Sitting in the county court of Birmingham Civil Justice Centre, His Honour Judge David Grant (pictured) rejected three appeals from claimants and asserted that fixed costs should apply.
The trio had been in a car which was in a collision in October 2013 and sought to recover between £5,000 and £15,000 compensation.
The defendant, represented by insurer Esure, suggested the claimants had induced the claim by braking suddenly on a quiet road – a version denied by the claimants.
In June this year, District Judge Salmon ordered on the basis of Civil Procedure Rules that fixed costs should apply and rejected costs management. The CPR regime applies fixed costs to claims valued up to £25,000.
Salmon had stated: ‘The rule is clear on its face that the determining factor is not track but value in respect of the operation of the fixed-costs regime.’
Lawyers for the claimants argued that had Salmon interpreted the rules and the overriding objective correctly he would have concluded fixed costs do not apply to multi-track cases that start under the RTA protocol.
They submitted that the judge had adopted a ‘technical approach rather than a purposive one’ and that there was ‘no room whatever for doubt’ that the fixed-costs scheme was only implemented in relation to the fast-track. They cited the final report of Lord Justice Jackson and two passages of his keynote speech in submission.
But the defendants argued that re-interpreting the rules, as set out in CPR, would do ‘considerable violence’ to the wording and would amount to a ‘re-casting’ of the rule.
In Qadar & Ors v Esure Services Limited, Grant agreed with the latter argument and rejected the idea that the rules were confined to only certain instances of fixed costs.
He also rejected the claimants’ wider submission that it was incumbent on the court to ‘interpret’ the CPR so as to implement the Jackson reforms.
Grant said: ‘[Jackson’s] task was to make recommendations and/or proposals, but not to make the rules: that was an remains the task initially of the rules committee and thereafter of parliament.’

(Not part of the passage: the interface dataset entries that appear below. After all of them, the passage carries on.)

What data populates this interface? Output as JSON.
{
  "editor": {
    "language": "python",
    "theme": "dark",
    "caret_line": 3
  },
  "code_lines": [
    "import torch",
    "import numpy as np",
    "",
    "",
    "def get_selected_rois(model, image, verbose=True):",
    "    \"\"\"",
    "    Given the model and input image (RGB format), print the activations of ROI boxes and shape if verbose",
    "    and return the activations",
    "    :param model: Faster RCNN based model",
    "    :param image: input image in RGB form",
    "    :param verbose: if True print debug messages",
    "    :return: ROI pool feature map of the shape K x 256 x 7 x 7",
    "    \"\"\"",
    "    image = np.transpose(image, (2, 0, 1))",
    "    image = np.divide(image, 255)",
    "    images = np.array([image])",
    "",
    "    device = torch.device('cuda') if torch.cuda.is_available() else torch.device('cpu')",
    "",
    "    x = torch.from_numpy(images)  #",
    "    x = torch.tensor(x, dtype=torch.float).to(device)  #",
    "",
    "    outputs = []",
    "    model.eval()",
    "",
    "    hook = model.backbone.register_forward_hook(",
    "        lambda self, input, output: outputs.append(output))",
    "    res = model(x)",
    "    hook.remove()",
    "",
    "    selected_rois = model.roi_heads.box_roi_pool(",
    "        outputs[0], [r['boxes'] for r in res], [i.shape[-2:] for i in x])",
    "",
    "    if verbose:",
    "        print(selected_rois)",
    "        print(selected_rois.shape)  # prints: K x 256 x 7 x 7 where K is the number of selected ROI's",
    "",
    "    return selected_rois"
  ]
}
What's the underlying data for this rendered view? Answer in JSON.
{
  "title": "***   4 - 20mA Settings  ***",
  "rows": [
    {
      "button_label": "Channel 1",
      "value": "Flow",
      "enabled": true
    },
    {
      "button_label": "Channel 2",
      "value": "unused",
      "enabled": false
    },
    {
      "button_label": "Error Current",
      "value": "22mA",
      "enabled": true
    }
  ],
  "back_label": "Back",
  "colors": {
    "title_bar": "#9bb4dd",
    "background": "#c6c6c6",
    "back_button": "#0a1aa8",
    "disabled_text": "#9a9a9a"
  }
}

He added that the nature of the underlying proceedings was not ‘such that the implementation of fixed recoverable costs for such a claim would - of itself - cause affront to the overriding objective’.